<<<<

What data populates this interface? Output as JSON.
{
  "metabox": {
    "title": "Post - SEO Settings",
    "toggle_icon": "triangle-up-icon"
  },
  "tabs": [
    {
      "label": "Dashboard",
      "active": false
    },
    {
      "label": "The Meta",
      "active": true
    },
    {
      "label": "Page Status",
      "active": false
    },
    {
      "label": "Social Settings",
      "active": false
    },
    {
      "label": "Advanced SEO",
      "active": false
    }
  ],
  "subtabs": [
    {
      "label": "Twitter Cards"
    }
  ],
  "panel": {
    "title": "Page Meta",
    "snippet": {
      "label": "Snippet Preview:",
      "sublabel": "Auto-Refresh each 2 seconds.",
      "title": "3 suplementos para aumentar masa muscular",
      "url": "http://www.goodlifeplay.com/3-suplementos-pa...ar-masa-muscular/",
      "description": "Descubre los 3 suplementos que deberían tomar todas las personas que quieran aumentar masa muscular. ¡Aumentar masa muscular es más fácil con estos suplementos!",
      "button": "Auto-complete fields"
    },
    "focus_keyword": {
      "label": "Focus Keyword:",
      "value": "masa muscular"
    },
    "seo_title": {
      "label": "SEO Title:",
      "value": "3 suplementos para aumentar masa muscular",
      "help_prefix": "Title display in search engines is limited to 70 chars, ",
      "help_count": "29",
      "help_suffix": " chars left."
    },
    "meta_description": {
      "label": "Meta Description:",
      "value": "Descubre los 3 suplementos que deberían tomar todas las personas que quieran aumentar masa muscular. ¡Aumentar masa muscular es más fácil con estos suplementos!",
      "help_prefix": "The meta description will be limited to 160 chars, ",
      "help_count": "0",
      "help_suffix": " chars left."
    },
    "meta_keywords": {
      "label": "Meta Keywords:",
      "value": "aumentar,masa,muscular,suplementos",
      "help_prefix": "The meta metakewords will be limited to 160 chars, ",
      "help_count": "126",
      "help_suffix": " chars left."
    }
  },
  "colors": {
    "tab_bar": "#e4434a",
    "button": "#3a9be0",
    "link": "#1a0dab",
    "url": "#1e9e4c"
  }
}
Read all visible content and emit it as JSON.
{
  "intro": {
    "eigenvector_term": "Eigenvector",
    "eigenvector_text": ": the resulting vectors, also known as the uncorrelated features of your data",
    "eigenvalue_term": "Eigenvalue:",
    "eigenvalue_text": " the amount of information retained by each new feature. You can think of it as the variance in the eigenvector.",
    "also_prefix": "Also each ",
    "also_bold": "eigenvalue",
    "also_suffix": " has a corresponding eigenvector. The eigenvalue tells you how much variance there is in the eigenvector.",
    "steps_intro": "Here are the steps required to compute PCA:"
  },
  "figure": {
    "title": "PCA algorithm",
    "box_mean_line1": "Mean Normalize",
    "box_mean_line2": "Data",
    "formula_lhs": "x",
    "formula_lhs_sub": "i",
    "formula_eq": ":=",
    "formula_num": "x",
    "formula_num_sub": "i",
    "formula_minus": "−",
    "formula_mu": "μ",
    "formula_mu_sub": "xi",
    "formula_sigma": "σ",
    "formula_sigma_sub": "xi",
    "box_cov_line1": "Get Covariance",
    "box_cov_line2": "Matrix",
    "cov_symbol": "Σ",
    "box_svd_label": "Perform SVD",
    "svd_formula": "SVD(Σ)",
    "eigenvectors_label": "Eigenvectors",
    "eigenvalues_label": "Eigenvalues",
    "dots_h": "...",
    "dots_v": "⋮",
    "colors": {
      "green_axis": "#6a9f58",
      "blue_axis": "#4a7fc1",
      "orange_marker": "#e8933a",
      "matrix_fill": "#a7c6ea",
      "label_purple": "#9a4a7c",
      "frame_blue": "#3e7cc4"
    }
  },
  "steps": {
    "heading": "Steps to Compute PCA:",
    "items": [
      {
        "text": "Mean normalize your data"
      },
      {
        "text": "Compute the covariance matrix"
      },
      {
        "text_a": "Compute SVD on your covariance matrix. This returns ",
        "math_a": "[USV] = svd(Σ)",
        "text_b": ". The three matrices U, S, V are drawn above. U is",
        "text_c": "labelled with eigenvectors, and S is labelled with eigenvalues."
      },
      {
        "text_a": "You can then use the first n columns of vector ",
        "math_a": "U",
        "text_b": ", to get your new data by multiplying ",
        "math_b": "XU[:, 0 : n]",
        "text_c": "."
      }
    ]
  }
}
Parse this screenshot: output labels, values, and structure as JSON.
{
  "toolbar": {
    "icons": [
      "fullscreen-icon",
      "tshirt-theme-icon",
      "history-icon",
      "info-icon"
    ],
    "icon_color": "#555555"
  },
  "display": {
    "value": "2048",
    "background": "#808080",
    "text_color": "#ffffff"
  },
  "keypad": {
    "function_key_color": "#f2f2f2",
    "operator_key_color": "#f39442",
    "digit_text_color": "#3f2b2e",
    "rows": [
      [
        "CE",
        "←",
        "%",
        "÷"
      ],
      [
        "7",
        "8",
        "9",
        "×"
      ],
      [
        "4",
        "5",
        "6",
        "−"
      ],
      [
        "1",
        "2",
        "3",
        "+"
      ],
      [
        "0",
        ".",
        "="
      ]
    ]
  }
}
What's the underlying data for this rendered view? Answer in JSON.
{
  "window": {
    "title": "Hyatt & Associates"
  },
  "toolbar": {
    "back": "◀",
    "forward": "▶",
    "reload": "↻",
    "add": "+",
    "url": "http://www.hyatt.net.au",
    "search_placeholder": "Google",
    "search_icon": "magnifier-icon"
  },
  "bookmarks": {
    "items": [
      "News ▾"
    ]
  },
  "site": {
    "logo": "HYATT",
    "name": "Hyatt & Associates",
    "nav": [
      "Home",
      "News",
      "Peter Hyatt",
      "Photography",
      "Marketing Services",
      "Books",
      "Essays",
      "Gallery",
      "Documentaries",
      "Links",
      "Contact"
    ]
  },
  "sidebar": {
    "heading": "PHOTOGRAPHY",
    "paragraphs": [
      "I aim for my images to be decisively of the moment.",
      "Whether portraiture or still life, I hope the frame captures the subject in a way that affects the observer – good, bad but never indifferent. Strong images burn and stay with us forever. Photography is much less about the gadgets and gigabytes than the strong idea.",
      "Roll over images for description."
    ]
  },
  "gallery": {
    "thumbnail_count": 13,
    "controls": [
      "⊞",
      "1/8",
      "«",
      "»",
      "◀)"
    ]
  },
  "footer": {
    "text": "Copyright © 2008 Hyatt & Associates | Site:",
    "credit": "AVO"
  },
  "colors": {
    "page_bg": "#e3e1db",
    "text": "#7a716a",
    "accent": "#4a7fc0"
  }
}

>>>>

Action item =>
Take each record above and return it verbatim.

Answer to the exercise =>
What data populates this interface? Output as JSON.
{
  "metabox": {
    "title": "Post - SEO Settings",
    "toggle_icon": "triangle-up-icon"
  },
  "tabs": [
    {
      "label": "Dashboard",
      "active": false
    },
    {
      "label": "The Meta",
      "active": true
    },
    {
      "label": "Page Status",
      "active": false
    },
    {
      "label": "Social Settings",
      "active": false
    },
    {
      "label": "Advanced SEO",
      "active": false
    }
  ],
  "subtabs": [
    {
      "label": "Twitter Cards"
    }
  ],
  "panel": {
    "title": "Page Meta",
    "snippet": {
      "label": "Snippet Preview:",
      "sublabel": "Auto-Refresh each 2 seconds.",
      "title": "3 suplementos para aumentar masa muscular",
      "url": "http://www.goodlifeplay.com/3-suplementos-pa...ar-masa-muscular/",
      "description": "Descubre los 3 suplementos que deberían tomar todas las personas que quieran aumentar masa muscular. ¡Aumentar masa muscular es más fácil con estos suplementos!",
      "button": "Auto-complete fields"
    },
    "focus_keyword": {
      "label": "Focus Keyword:",
      "value": "masa muscular"
    },
    "seo_title": {
      "label": "SEO Title:",
      "value": "3 suplementos para aumentar masa muscular",
      "help_prefix": "Title display in search engines is limited to 70 chars, ",
      "help_count": "29",
      "help_suffix": " chars left."
    },
    "meta_description": {
      "label": "Meta Description:",
      "value": "Descubre los 3 suplementos que deberían tomar todas las personas que quieran aumentar masa muscular. ¡Aumentar masa muscular es más fácil con estos suplementos!",
      "help_prefix": "The meta description will be limited to 160 chars, ",
      "help_count": "0",
      "help_suffix": " chars left."
    },
    "meta_keywords": {
      "label": "Meta Keywords:",
      "value": "aumentar,masa,muscular,suplementos",
      "help_prefix": "The meta metakewords will be limited to 160 chars, ",
      "help_count": "126",
      "help_suffix": " chars left."
    }
  },
  "colors": {
    "tab_bar": "#e4434a",
    "button": "#3a9be0",
    "link": "#1a0dab",
    "url": "#1e9e4c"
  }
}
Read all visible content and emit it as JSON.
{
  "intro": {
    "eigenvector_term": "Eigenvector",
    "eigenvector_text": ": the resulting vectors, also known as the uncorrelated features of your data",
    "eigenvalue_term": "Eigenvalue:",
    "eigenvalue_text": " the amount of information retained by each new feature. You can think of it as the variance in the eigenvector.",
    "also_prefix": "Also each ",
    "also_bold": "eigenvalue",
    "also_suffix": " has a corresponding eigenvector. The eigenvalue tells you how much variance there is in the eigenvector.",
    "steps_intro": "Here are the steps required to compute PCA:"
  },
  "figure": {
    "title": "PCA algorithm",
    "box_mean_line1": "Mean Normalize",
    "box_mean_line2": "Data",
    "formula_lhs": "x",
    "formula_lhs_sub": "i",
    "formula_eq": ":=",
    "formula_num": "x",
    "formula_num_sub": "i",
    "formula_minus": "−",
    "formula_mu": "μ",
    "formula_mu_sub": "xi",
    "formula_sigma": "σ",
    "formula_sigma_sub": "xi",
    "box_cov_line1": "Get Covariance",
    "box_cov_line2": "Matrix",
    "cov_symbol": "Σ",
    "box_svd_label": "Perform SVD",
    "svd_formula": "SVD(Σ)",
    "eigenvectors_label": "Eigenvectors",
    "eigenvalues_label": "Eigenvalues",
    "dots_h": "...",
    "dots_v": "⋮",
    "colors": {
      "green_axis": "#6a9f58",
      "blue_axis": "#4a7fc1",
      "orange_marker": "#e8933a",
      "matrix_fill": "#a7c6ea",
      "label_purple": "#9a4a7c",
      "frame_blue": "#3e7cc4"
    }
  },
  "steps": {
    "heading": "Steps to Compute PCA:",
    "items": [
      {
        "text": "Mean normalize your data"
      },
      {
        "text": "Compute the covariance matrix"
      },
      {
        "text_a": "Compute SVD on your covariance matrix. This returns ",
        "math_a": "[USV] = svd(Σ)",
        "text_b": ". The three matrices U, S, V are drawn above. U is",
        "text_c": "labelled with eigenvectors, and S is labelled with eigenvalues."
      },
      {
        "text_a": "You can then use the first n columns of vector ",
        "math_a": "U",
        "text_b": ", to get your new data by multiplying ",
        "math_b": "XU[:, 0 : n]",
        "text_c": "."
      }
    ]
  }
}
Parse this screenshot: output labels, values, and structure as JSON.
{
  "toolbar": {
    "icons": [
      "fullscreen-icon",
      "tshirt-theme-icon",
      "history-icon",
      "info-icon"
    ],
    "icon_color": "#555555"
  },
  "display": {
    "value": "2048",
    "background": "#808080",
    "text_color": "#ffffff"
  },
  "keypad": {
    "function_key_color": "#f2f2f2",
    "operator_key_color": "#f39442",
    "digit_text_color": "#3f2b2e",
    "rows": [
      [
        "CE",
        "←",
        "%",
        "÷"
      ],
      [
        "7",
        "8",
        "9",
        "×"
      ],
      [
        "4",
        "5",
        "6",
        "−"
      ],
      [
        "1",
        "2",
        "3",
        "+"
      ],
      [
        "0",
        ".",
        "="
      ]
    ]
  }
}
What's the underlying data for this rendered view? Answer in JSON.
{
  "window": {
    "title": "Hyatt & Associates"
  },
  "toolbar": {
    "back": "◀",
    "forward": "▶",
    "reload": "↻",
    "add": "+",
    "url": "http://www.hyatt.net.au",
    "search_placeholder": "Google",
    "search_icon": "magnifier-icon"
  },
  "bookmarks": {
    "items": [
      "News ▾"
    ]
  },
  "site": {
    "logo": "HYATT",
    "name": "Hyatt & Associates",
    "nav": [
      "Home",
      "News",
      "Peter Hyatt",
      "Photography",
      "Marketing Services",
      "Books",
      "Essays",
      "Gallery",
      "Documentaries",
      "Links",
      "Contact"
    ]
  },
  "sidebar": {
    "heading": "PHOTOGRAPHY",
    "paragraphs": [
      "I aim for my images to be decisively of the moment.",
      "Whether portraiture or still life, I hope the frame captures the subject in a way that affects the observer – good, bad but never indifferent. Strong images burn and stay with us forever. Photography is much less about the gadgets and gigabytes than the strong idea.",
      "Roll over images for description."
    ]
  },
  "gallery": {
    "thumbnail_count": 13,
    "controls": [
      "⊞",
      "1/8",
      "«",
      "»",
      "◀)"
    ]
  },
  "footer": {
    "text": "Copyright © 2008 Hyatt & Associates | Site:",
    "credit": "AVO"
  },
  "colors": {
    "page_bg": "#e3e1db",
    "text": "#7a716a",
    "accent": "#4a7fc0"
  }
}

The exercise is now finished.